TRY IT :: Your answer consists of the lines in the data that contain "mapCodeInit". Copy each of them.

#### DATA RECORDS ####

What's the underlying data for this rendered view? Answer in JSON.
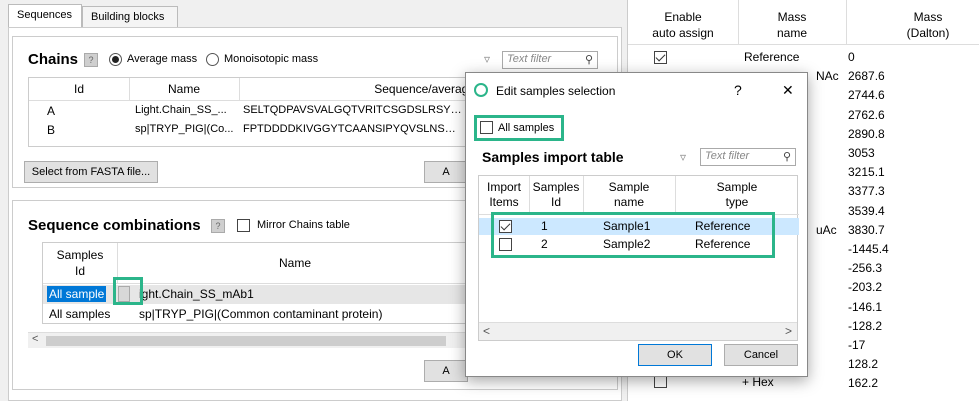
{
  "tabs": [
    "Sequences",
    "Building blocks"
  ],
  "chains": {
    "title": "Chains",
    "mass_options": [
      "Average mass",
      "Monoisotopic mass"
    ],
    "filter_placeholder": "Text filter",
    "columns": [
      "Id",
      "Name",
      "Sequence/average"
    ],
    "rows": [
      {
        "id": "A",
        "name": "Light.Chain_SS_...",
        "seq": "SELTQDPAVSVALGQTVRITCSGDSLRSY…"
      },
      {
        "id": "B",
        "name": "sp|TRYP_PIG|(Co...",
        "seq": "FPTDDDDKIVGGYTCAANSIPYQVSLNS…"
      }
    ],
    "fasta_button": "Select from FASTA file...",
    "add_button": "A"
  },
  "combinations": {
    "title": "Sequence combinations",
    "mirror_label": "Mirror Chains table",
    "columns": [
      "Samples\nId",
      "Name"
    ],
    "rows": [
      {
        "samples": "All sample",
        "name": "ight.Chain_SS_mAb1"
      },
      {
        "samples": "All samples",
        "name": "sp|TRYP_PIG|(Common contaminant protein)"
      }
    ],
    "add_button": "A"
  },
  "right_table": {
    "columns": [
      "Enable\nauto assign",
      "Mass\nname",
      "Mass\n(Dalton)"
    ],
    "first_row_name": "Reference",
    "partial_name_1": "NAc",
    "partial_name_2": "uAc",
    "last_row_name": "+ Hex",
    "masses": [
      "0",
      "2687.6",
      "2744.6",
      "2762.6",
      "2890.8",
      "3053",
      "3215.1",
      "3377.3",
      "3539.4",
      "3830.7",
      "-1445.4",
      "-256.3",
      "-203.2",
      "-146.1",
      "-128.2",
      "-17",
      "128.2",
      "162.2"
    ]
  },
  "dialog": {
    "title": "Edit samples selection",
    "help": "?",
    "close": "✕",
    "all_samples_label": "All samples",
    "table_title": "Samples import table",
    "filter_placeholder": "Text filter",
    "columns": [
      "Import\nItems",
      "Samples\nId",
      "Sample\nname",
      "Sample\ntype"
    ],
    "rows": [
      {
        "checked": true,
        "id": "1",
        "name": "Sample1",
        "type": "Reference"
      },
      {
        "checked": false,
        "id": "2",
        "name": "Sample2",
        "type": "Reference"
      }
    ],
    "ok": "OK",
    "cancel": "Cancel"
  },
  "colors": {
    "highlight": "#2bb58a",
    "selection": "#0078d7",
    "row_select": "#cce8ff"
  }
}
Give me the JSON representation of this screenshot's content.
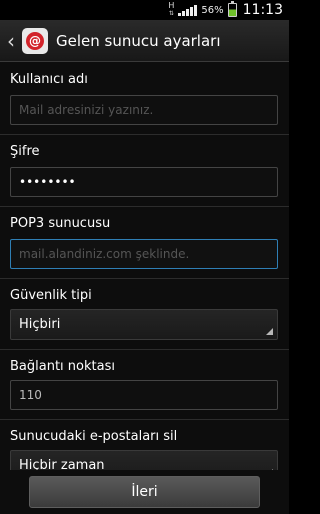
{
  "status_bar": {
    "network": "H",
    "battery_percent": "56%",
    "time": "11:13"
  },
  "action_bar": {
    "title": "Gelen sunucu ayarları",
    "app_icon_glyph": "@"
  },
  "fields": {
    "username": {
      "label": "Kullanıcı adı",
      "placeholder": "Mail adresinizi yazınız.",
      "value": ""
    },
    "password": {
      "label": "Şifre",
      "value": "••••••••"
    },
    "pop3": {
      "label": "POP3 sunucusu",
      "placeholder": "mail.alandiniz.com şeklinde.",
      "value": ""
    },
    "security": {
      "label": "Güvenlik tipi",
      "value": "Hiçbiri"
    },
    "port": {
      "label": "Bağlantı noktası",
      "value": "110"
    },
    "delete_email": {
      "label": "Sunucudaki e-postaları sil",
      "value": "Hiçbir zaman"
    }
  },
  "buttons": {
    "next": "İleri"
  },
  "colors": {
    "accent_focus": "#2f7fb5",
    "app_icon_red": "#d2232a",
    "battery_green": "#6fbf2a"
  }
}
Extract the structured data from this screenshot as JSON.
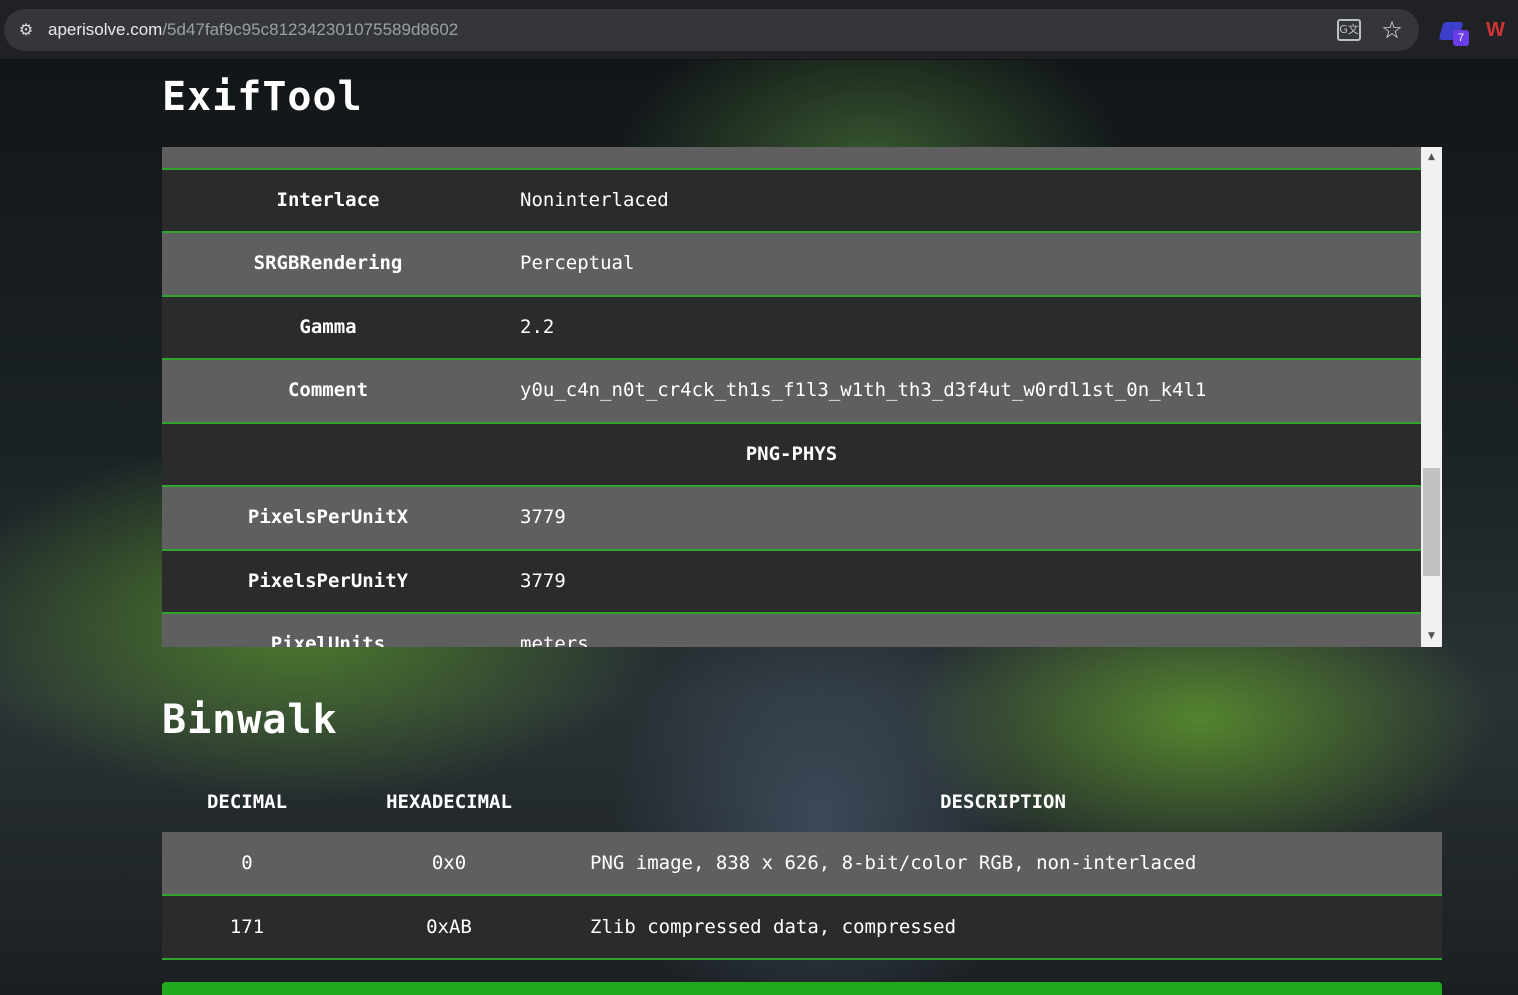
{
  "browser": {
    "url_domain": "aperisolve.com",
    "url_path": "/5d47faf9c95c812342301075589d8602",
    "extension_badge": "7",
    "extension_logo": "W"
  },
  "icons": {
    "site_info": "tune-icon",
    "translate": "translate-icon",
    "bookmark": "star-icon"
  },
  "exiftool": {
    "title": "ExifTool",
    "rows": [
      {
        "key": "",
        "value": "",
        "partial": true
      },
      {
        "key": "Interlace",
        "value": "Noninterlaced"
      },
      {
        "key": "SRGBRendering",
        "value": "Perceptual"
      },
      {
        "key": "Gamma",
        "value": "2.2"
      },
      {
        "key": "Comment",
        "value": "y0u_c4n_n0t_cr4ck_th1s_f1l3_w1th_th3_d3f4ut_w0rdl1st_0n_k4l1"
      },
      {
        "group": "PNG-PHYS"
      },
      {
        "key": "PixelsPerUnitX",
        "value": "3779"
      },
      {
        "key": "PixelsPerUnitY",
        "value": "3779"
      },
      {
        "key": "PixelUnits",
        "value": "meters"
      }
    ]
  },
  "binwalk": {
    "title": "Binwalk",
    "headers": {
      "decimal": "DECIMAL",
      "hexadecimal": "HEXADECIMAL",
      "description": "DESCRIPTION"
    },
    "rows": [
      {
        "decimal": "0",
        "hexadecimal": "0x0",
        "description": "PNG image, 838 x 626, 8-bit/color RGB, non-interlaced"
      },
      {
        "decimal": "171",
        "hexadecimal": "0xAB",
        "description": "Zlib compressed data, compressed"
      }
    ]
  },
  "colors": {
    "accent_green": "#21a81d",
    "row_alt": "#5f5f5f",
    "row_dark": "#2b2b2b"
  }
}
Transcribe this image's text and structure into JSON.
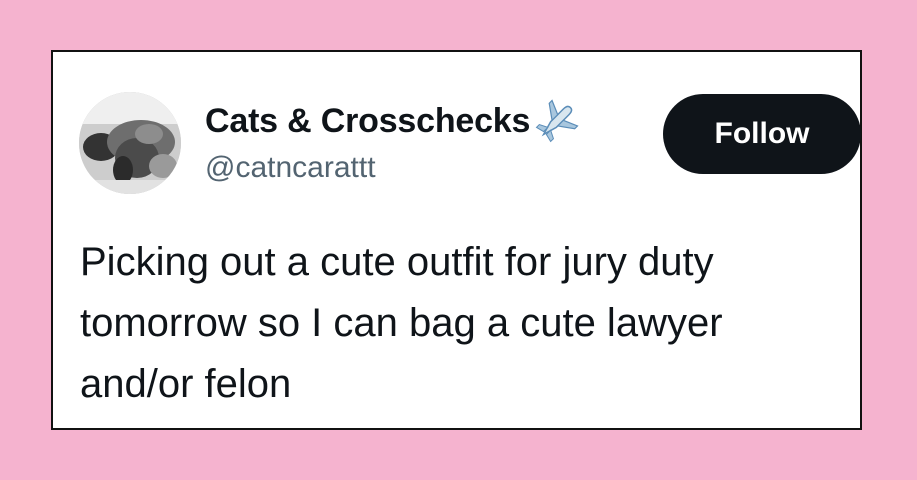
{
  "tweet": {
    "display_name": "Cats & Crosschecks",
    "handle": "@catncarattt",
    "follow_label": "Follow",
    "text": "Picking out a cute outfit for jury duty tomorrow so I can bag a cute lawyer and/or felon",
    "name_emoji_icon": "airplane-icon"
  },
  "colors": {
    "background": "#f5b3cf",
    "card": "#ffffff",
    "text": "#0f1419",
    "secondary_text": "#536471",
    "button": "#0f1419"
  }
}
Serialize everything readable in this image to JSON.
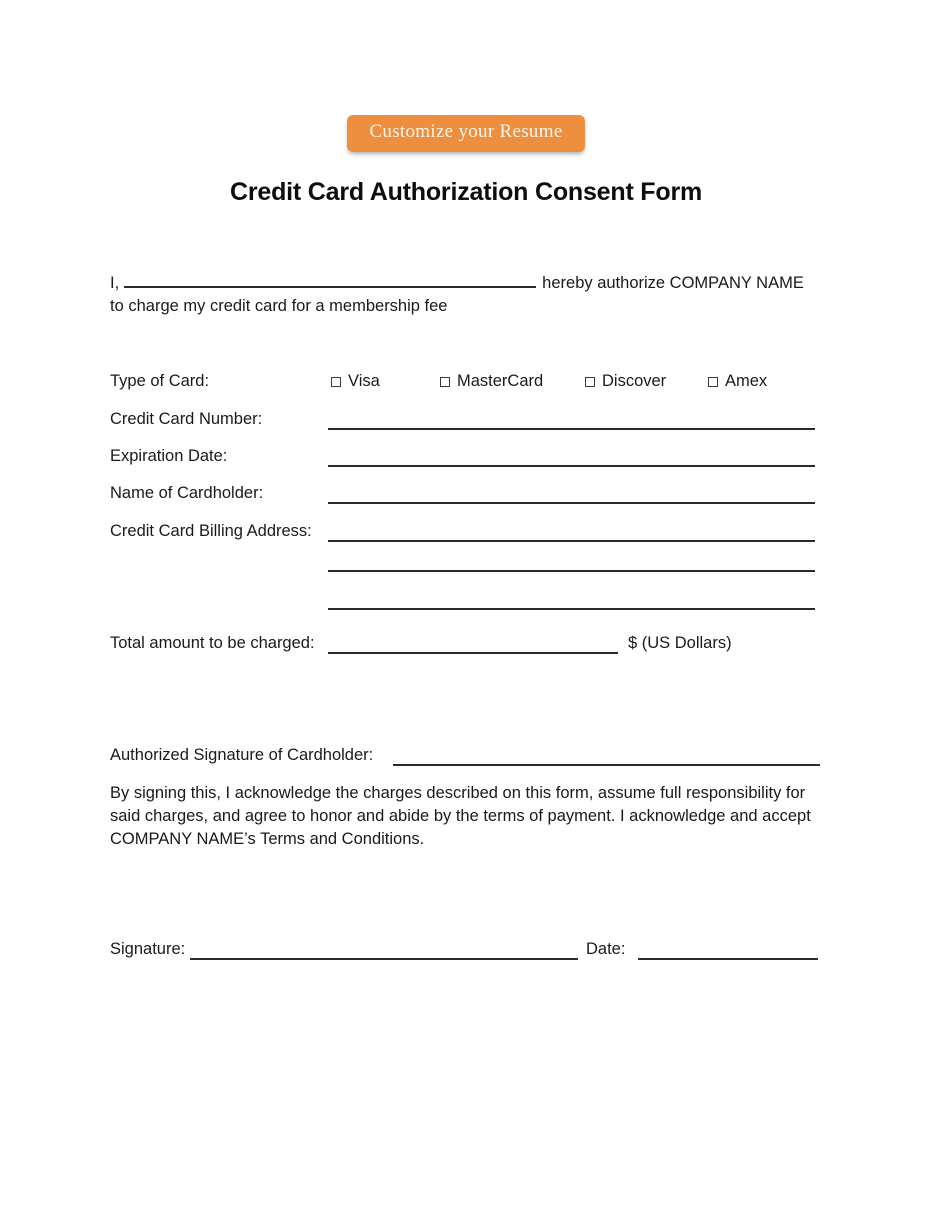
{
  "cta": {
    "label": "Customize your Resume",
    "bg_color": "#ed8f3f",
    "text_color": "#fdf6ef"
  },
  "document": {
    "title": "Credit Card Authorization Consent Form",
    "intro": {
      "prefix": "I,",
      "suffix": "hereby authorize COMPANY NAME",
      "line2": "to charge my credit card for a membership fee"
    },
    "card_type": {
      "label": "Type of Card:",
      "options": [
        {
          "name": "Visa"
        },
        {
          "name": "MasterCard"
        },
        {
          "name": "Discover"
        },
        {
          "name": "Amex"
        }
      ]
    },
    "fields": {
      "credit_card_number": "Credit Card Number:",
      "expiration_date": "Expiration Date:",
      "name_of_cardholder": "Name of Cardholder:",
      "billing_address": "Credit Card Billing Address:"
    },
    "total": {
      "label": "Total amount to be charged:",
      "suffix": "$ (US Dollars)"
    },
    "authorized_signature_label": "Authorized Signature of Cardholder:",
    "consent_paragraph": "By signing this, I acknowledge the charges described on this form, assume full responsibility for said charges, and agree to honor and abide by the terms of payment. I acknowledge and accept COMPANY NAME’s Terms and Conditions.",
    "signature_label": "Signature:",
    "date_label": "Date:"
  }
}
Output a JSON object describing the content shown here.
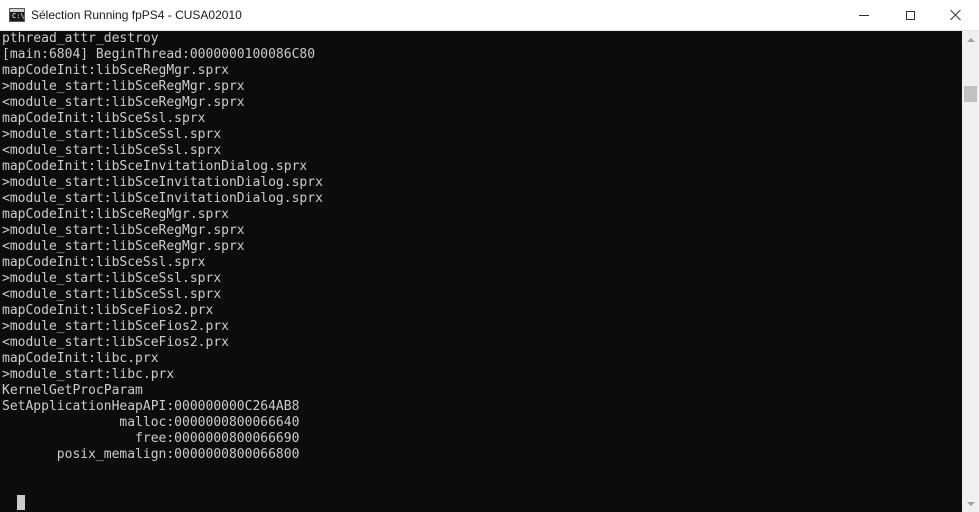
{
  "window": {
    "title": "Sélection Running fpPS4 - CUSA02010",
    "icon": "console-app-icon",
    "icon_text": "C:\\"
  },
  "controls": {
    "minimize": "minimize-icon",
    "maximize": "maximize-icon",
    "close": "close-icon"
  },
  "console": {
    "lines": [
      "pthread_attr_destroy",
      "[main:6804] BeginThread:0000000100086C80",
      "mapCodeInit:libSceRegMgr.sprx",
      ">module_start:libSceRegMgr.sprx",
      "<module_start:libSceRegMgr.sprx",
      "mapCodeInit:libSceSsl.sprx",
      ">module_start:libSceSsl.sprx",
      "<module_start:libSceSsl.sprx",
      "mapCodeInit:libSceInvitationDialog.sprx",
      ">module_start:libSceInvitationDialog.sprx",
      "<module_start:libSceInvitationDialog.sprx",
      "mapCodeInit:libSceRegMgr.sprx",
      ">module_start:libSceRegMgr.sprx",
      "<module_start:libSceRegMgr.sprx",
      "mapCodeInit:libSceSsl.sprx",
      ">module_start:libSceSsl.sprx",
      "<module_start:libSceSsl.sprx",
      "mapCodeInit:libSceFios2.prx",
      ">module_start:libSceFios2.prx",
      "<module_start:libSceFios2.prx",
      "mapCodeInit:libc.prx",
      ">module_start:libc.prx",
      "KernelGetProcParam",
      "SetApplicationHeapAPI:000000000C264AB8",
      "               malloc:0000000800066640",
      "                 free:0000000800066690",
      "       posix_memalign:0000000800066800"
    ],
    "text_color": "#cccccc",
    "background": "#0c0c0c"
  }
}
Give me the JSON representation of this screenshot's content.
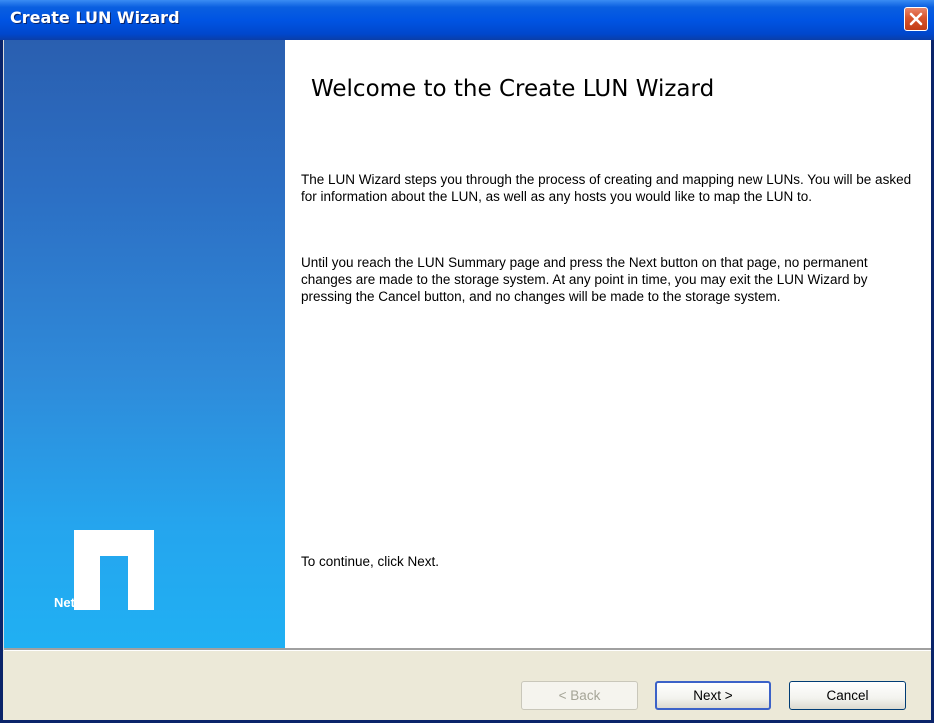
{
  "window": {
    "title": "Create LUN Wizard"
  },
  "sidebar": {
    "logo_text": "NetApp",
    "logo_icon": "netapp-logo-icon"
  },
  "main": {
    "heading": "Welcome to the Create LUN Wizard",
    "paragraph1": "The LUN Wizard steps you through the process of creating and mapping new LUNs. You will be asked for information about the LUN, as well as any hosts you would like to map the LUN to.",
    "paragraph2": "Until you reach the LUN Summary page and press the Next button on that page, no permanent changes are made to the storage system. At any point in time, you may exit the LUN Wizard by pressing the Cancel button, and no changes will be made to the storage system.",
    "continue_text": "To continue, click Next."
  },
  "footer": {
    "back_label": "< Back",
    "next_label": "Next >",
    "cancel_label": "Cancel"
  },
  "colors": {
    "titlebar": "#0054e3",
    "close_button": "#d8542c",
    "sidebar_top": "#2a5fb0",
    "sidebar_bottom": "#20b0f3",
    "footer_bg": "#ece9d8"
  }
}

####

TASK OUTPUT ::
      "mapCodeInit:libSceRegMgr.sprx",
      "mapCodeInit:libSceSsl.sprx",
      "mapCodeInit:libSceInvitationDialog.sprx",
      "mapCodeInit:libSceRegMgr.sprx",
      "mapCodeInit:libSceSsl.sprx",
      "mapCodeInit:libSceFios2.prx",
      "mapCodeInit:libc.prx",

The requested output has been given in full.